Reconstruction of posterior cruciate ligament (PCL)
The posterior cruciate ligament can also be reconstructed. in our experience we use the quadriceps tendon in arthroscopic inlay technique.
Here you find an image of a knee with a ruptured PCL and posterior instability.
It is the primary aim to preserve as much meniscus as possible.
A partial meniscectomy is only necessary, when a suture of the meniscus has no chance of healing. This can be due to reduced meniscus tissue quality. In addition, the time from injury is essential. The more time has passed from injury the lower the success rate of meniscus suturing.
Some patients experience pain after partial or subtotal meniscectomy. In these cases a partial or total meniscus substitution or transplantation can be clinically sound. For meniscal substitution a collagen meniscus or synthetic meniscus can be used. For a meniscus transplantation typically allografts are used.
Cartilage repair and reconstruction
Microfracturing is the most frequently performed surgery in patients with cartilages lesions. For microfracturing the remaining surface cartilage layer is removed and small holes are made into the subchondral bone. Bleeding from the subchondral bone leads to invasion of stem cells and restoration of a cartilage like layer.

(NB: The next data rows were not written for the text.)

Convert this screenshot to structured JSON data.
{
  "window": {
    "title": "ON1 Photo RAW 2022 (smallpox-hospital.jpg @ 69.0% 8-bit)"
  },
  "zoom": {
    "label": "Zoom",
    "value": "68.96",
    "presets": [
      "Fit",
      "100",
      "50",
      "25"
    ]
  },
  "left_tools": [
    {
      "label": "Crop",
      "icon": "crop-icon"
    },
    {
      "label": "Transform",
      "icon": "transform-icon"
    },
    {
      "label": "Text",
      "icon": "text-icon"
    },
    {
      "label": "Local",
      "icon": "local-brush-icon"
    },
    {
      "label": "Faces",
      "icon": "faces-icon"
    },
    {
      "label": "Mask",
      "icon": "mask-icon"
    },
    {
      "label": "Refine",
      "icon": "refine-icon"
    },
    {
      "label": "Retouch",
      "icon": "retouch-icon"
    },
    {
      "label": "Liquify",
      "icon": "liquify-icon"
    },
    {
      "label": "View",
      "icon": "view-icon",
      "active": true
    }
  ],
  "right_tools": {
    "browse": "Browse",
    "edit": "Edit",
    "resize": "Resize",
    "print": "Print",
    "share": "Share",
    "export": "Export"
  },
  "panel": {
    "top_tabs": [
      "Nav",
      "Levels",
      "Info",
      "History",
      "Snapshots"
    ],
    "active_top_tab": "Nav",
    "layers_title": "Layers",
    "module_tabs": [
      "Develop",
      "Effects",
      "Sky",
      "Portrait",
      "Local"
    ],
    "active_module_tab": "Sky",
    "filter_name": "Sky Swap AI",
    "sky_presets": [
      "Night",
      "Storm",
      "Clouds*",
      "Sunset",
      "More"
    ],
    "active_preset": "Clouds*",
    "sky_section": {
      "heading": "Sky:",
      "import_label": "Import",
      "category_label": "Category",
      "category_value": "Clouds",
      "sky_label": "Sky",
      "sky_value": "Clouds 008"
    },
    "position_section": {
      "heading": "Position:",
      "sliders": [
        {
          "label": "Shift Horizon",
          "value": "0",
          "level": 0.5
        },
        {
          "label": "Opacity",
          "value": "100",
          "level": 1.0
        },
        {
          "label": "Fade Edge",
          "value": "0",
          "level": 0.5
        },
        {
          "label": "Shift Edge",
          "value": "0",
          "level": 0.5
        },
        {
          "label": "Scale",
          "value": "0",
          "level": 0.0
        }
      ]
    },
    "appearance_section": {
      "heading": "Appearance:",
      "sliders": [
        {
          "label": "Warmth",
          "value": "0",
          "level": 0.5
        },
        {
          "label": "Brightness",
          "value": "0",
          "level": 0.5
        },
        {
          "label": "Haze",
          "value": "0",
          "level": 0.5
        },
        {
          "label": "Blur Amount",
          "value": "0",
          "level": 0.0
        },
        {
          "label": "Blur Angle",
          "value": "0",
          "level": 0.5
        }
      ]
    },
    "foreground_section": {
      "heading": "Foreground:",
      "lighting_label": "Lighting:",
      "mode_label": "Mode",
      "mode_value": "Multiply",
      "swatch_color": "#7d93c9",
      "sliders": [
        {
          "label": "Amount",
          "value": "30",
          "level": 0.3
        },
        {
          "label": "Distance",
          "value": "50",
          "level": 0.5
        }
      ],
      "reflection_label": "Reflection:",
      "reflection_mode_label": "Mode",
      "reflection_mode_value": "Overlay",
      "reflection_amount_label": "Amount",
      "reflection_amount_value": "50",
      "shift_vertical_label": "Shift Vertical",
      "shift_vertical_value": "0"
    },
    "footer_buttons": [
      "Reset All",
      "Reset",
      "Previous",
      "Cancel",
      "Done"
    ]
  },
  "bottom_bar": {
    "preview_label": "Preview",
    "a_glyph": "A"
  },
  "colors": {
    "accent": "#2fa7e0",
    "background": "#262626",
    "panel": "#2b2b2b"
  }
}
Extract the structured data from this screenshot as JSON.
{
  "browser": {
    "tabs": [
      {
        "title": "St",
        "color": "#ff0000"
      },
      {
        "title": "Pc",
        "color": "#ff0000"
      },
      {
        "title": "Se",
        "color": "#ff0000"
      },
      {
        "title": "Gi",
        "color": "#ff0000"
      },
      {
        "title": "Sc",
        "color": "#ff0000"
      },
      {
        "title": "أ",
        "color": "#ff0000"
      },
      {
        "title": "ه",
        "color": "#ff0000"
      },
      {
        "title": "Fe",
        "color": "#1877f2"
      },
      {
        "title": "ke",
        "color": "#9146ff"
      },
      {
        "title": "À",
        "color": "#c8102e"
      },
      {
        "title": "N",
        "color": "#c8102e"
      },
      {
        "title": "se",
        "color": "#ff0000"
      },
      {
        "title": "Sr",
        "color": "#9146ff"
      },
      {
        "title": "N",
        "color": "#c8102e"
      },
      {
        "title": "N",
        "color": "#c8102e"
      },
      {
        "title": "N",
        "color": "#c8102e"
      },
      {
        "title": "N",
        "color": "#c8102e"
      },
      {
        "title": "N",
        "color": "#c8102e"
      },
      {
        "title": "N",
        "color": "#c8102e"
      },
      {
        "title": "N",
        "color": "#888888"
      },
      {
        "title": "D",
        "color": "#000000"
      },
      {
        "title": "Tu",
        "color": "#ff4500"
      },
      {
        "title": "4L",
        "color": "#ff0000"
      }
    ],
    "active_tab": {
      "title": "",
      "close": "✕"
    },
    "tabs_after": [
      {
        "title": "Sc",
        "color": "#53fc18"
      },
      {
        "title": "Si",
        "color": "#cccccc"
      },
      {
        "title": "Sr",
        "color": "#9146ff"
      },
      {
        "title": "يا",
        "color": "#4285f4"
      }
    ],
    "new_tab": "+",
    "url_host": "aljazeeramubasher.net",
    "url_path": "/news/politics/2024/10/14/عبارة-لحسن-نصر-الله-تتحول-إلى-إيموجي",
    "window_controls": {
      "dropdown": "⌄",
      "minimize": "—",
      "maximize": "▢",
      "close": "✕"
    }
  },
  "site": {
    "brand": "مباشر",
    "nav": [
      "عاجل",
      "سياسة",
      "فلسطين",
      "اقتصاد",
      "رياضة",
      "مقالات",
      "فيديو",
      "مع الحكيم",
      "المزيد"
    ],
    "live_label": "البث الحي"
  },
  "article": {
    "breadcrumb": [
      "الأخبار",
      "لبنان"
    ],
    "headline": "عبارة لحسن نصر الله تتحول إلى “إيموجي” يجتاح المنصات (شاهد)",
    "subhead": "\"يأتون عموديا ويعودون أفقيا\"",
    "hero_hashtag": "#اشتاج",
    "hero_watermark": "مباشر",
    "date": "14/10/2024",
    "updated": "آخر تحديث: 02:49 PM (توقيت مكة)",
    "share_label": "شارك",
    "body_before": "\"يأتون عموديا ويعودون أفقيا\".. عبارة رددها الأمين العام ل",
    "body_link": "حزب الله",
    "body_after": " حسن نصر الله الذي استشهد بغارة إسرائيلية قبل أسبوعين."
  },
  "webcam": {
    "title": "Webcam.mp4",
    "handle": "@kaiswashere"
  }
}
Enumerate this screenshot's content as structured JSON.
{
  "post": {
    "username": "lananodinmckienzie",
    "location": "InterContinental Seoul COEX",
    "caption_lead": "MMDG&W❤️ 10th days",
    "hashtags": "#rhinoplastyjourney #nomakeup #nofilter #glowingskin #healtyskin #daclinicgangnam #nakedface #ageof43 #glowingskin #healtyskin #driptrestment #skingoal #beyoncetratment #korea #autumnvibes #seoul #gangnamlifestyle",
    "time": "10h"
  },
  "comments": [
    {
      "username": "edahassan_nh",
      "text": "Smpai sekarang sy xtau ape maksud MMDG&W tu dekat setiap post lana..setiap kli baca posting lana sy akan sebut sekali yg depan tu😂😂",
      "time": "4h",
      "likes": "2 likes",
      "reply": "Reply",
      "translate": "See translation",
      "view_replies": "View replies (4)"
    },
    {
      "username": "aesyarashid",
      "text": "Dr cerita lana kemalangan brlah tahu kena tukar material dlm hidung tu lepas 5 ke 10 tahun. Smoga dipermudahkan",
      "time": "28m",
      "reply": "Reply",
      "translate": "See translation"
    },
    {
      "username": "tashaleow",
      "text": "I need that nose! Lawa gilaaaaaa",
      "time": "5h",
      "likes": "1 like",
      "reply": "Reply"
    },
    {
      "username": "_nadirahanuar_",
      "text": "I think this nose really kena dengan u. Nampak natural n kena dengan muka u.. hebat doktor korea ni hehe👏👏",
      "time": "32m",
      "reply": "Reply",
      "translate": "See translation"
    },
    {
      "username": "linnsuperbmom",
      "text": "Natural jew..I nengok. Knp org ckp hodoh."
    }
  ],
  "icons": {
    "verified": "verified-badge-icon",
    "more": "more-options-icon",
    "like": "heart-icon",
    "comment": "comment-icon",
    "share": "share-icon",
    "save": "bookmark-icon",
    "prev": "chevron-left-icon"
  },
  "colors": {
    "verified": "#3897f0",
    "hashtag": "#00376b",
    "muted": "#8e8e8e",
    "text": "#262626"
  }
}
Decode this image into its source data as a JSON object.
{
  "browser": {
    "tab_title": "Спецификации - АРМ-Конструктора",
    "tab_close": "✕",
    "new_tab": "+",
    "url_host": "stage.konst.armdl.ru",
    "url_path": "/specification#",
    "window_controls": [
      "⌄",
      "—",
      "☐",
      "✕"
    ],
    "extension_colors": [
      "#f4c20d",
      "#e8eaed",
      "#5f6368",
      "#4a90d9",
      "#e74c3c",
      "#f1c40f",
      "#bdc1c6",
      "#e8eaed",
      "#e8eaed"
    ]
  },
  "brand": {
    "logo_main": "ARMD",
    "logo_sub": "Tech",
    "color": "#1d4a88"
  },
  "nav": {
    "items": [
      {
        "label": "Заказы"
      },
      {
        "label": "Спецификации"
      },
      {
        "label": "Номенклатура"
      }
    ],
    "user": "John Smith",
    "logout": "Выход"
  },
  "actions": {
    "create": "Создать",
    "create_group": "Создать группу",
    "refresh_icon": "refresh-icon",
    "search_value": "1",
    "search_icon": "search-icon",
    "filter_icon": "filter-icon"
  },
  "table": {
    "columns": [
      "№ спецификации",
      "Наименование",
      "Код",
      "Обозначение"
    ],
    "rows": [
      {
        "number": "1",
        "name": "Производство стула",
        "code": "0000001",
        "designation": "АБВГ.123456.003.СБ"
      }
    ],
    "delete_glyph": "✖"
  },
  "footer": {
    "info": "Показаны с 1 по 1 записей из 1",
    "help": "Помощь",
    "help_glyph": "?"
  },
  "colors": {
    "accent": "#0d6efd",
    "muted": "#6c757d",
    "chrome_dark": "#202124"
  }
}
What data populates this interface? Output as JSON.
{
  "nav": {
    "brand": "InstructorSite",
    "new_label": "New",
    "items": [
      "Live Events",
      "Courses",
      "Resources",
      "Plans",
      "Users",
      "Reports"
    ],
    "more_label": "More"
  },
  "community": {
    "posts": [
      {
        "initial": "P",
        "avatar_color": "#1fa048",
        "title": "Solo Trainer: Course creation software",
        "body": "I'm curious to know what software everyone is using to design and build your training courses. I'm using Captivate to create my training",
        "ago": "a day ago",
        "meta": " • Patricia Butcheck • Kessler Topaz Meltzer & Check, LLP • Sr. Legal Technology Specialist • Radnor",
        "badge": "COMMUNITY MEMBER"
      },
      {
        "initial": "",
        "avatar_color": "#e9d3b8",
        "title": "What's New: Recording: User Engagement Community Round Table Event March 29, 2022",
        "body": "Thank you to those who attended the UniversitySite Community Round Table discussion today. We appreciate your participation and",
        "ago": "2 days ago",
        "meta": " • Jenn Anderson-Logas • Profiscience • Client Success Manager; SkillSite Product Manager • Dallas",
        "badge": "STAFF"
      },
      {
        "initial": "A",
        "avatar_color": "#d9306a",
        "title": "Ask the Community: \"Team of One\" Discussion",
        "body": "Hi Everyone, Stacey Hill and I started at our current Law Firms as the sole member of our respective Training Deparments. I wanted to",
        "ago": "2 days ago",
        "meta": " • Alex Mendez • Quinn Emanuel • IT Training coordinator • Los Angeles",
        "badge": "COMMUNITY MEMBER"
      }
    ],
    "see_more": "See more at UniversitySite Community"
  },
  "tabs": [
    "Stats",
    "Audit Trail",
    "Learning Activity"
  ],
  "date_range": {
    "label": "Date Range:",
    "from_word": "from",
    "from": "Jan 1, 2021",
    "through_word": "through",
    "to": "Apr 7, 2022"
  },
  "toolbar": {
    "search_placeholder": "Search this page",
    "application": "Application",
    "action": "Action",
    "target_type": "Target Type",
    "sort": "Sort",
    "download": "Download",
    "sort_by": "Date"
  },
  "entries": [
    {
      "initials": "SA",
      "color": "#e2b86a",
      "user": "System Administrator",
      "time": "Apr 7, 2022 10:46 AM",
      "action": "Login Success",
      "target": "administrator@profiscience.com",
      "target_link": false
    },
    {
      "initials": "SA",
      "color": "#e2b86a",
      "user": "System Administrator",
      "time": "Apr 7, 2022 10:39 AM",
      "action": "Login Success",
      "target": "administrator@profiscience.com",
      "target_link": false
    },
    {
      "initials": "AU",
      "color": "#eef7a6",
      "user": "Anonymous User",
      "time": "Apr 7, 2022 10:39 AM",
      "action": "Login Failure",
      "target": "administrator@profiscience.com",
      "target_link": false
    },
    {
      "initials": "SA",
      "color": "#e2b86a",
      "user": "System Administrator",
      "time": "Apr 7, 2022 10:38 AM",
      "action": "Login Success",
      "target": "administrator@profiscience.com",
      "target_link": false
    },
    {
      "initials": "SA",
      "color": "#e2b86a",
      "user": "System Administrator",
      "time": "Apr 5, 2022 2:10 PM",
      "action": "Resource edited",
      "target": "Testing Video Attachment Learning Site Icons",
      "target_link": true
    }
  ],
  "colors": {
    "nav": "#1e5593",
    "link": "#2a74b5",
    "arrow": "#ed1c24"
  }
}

In matrix associated cartilage repair procedures cell free implants, typically consisting of collagen, are implanted into the cartilage defect. A cartilage like layer is restored.
For autologous chondrocyte transplantation cartilage cells are harvested, which are then enhanced in vitro. In a second surgery the cells are then implanted in the cartilage defect.
Surgery for patellar instability
For treatment of patellofemoral instability a variety of treatment options exist. It is important to perform the at least invasive surgical procedure.
The most commonly used surgical methods are: reconstruction of the medial patellofemoral ligament (MPFL reconstruction), trochleoplasty